MATERIAL FOR THIS TASK:
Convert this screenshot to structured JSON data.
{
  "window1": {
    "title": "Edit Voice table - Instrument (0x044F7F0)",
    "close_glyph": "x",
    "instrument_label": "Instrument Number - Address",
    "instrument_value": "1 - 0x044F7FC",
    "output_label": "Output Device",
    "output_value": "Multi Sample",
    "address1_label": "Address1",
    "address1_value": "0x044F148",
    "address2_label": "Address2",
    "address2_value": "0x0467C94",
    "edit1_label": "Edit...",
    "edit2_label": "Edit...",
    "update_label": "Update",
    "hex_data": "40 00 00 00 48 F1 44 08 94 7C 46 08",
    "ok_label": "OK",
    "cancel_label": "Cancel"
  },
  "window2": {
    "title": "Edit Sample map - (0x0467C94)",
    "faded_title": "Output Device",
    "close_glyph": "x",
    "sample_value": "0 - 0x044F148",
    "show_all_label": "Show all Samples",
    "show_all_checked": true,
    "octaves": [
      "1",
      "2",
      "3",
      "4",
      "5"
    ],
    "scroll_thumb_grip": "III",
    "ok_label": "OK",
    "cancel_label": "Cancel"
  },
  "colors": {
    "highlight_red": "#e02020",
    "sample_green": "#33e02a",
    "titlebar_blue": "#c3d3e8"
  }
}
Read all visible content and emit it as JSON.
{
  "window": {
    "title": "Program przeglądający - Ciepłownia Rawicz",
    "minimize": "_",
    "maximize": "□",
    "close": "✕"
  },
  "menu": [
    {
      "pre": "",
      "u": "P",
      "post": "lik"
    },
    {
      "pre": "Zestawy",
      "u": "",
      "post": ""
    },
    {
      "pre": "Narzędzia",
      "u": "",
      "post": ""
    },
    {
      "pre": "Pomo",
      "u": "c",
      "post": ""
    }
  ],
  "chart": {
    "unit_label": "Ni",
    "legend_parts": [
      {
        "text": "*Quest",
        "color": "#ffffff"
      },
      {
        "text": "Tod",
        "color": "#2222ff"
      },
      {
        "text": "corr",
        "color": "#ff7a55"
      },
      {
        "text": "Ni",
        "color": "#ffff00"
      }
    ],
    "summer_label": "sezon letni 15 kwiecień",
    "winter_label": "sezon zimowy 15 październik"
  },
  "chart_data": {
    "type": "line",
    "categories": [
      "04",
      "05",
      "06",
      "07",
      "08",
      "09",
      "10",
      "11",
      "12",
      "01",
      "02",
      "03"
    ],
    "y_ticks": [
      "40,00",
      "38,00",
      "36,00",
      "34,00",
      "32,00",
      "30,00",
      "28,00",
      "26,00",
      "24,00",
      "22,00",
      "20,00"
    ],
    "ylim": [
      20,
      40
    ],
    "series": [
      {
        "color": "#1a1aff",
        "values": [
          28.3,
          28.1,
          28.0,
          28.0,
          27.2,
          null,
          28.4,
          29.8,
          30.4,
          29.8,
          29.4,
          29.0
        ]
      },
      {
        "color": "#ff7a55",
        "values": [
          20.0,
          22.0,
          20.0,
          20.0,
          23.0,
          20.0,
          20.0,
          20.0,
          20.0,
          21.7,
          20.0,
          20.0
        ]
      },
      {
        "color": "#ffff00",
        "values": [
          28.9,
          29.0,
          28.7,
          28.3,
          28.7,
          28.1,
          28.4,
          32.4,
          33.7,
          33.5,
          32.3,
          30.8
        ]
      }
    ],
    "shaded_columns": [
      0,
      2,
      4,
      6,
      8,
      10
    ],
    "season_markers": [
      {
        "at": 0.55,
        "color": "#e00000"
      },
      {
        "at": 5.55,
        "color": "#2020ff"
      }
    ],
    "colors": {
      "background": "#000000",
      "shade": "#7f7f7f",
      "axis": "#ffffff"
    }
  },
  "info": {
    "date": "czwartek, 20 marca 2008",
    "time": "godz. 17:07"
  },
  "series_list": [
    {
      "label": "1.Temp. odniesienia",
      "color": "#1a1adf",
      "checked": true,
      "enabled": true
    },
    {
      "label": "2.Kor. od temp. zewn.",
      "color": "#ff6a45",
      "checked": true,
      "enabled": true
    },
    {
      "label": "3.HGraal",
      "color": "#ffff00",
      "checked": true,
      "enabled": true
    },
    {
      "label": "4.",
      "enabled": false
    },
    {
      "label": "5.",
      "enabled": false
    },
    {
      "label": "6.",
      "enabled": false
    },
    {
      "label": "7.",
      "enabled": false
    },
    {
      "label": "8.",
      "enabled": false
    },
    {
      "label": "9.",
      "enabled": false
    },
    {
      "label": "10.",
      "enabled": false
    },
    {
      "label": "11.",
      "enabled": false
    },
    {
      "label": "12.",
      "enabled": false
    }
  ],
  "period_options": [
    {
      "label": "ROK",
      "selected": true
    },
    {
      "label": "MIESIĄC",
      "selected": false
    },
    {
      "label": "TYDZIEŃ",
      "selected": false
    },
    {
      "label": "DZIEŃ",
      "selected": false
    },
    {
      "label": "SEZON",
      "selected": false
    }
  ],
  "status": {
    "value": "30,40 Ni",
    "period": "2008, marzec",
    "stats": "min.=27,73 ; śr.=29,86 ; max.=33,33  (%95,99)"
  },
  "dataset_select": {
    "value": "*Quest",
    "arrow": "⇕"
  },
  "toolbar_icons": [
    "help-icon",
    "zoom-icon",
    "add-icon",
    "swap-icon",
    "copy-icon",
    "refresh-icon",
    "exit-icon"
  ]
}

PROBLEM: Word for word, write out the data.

RESPONSE BELOW:
Convert this screenshot to structured JSON data.
{
  "window1": {
    "title": "Edit Voice table - Instrument (0x044F7F0)",
    "close_glyph": "x",
    "instrument_label": "Instrument Number - Address",
    "instrument_value": "1 - 0x044F7FC",
    "output_label": "Output Device",
    "output_value": "Multi Sample",
    "address1_label": "Address1",
    "address1_value": "0x044F148",
    "address2_label": "Address2",
    "address2_value": "0x0467C94",
    "edit1_label": "Edit...",
    "edit2_label": "Edit...",
    "update_label": "Update",
    "hex_data": "40 00 00 00 48 F1 44 08 94 7C 46 08",
    "ok_label": "OK",
    "cancel_label": "Cancel"
  },
  "window2": {
    "title": "Edit Sample map - (0x0467C94)",
    "faded_title": "Output Device",
    "close_glyph": "x",
    "sample_value": "0 - 0x044F148",
    "show_all_label": "Show all Samples",
    "show_all_checked": true,
    "octaves": [
      "1",
      "2",
      "3",
      "4",
      "5"
    ],
    "scroll_thumb_grip": "III",
    "ok_label": "OK",
    "cancel_label": "Cancel"
  },
  "colors": {
    "highlight_red": "#e02020",
    "sample_green": "#33e02a",
    "titlebar_blue": "#c3d3e8"
  }
}
Read all visible content and emit it as JSON.
{
  "window": {
    "title": "Program przeglądający - Ciepłownia Rawicz",
    "minimize": "_",
    "maximize": "□",
    "close": "✕"
  },
  "menu": [
    {
      "pre": "",
      "u": "P",
      "post": "lik"
    },
    {
      "pre": "Zestawy",
      "u": "",
      "post": ""
    },
    {
      "pre": "Narzędzia",
      "u": "",
      "post": ""
    },
    {
      "pre": "Pomo",
      "u": "c",
      "post": ""
    }
  ],
  "chart": {
    "unit_label": "Ni",
    "legend_parts": [
      {
        "text": "*Quest",
        "color": "#ffffff"
      },
      {
        "text": "Tod",
        "color": "#2222ff"
      },
      {
        "text": "corr",
        "color": "#ff7a55"
      },
      {
        "text": "Ni",
        "color": "#ffff00"
      }
    ],
    "summer_label": "sezon letni 15 kwiecień",
    "winter_label": "sezon zimowy 15 październik"
  },
  "chart_data": {
    "type": "line",
    "categories": [
      "04",
      "05",
      "06",
      "07",
      "08",
      "09",
      "10",
      "11",
      "12",
      "01",
      "02",
      "03"
    ],
    "y_ticks": [
      "40,00",
      "38,00",
      "36,00",
      "34,00",
      "32,00",
      "30,00",
      "28,00",
      "26,00",
      "24,00",
      "22,00",
      "20,00"
    ],
    "ylim": [
      20,
      40
    ],
    "series": [
      {
        "color": "#1a1aff",
        "values": [
          28.3,
          28.1,
          28.0,
          28.0,
          27.2,
          null,
          28.4,
          29.8,
          30.4,
          29.8,
          29.4,
          29.0
        ]
      },
      {
        "color": "#ff7a55",
        "values": [
          20.0,
          22.0,
          20.0,
          20.0,
          23.0,
          20.0,
          20.0,
          20.0,
          20.0,
          21.7,
          20.0,
          20.0
        ]
      },
      {
        "color": "#ffff00",
        "values": [
          28.9,
          29.0,
          28.7,
          28.3,
          28.7,
          28.1,
          28.4,
          32.4,
          33.7,
          33.5,
          32.3,
          30.8
        ]
      }
    ],
    "shaded_columns": [
      0,
      2,
      4,
      6,
      8,
      10
    ],
    "season_markers": [
      {
        "at": 0.55,
        "color": "#e00000"
      },
      {
        "at": 5.55,
        "color": "#2020ff"
      }
    ],
    "colors": {
      "background": "#000000",
      "shade": "#7f7f7f",
      "axis": "#ffffff"
    }
  },
  "info": {
    "date": "czwartek, 20 marca 2008",
    "time": "godz. 17:07"
  },
  "series_list": [
    {
      "label": "1.Temp. odniesienia",
      "color": "#1a1adf",
      "checked": true,
      "enabled": true
    },
    {
      "label": "2.Kor. od temp. zewn.",
      "color": "#ff6a45",
      "checked": true,
      "enabled": true
    },
    {
      "label": "3.HGraal",
      "color": "#ffff00",
      "checked": true,
      "enabled": true
    },
    {
      "label": "4.",
      "enabled": false
    },
    {
      "label": "5.",
      "enabled": false
    },
    {
      "label": "6.",
      "enabled": false
    },
    {
      "label": "7.",
      "enabled": false
    },
    {
      "label": "8.",
      "enabled": false
    },
    {
      "label": "9.",
      "enabled": false
    },
    {
      "label": "10.",
      "enabled": false
    },
    {
      "label": "11.",
      "enabled": false
    },
    {
      "label": "12.",
      "enabled": false
    }
  ],
  "period_options": [
    {
      "label": "ROK",
      "selected": true
    },
    {
      "label": "MIESIĄC",
      "selected": false
    },
    {
      "label": "TYDZIEŃ",
      "selected": false
    },
    {
      "label": "DZIEŃ",
      "selected": false
    },
    {
      "label": "SEZON",
      "selected": false
    }
  ],
  "status": {
    "value": "30,40 Ni",
    "period": "2008, marzec",
    "stats": "min.=27,73 ; śr.=29,86 ; max.=33,33  (%95,99)"
  },
  "dataset_select": {
    "value": "*Quest",
    "arrow": "⇕"
  },
  "toolbar_icons": [
    "help-icon",
    "zoom-icon",
    "add-icon",
    "swap-icon",
    "copy-icon",
    "refresh-icon",
    "exit-icon"
  ]
}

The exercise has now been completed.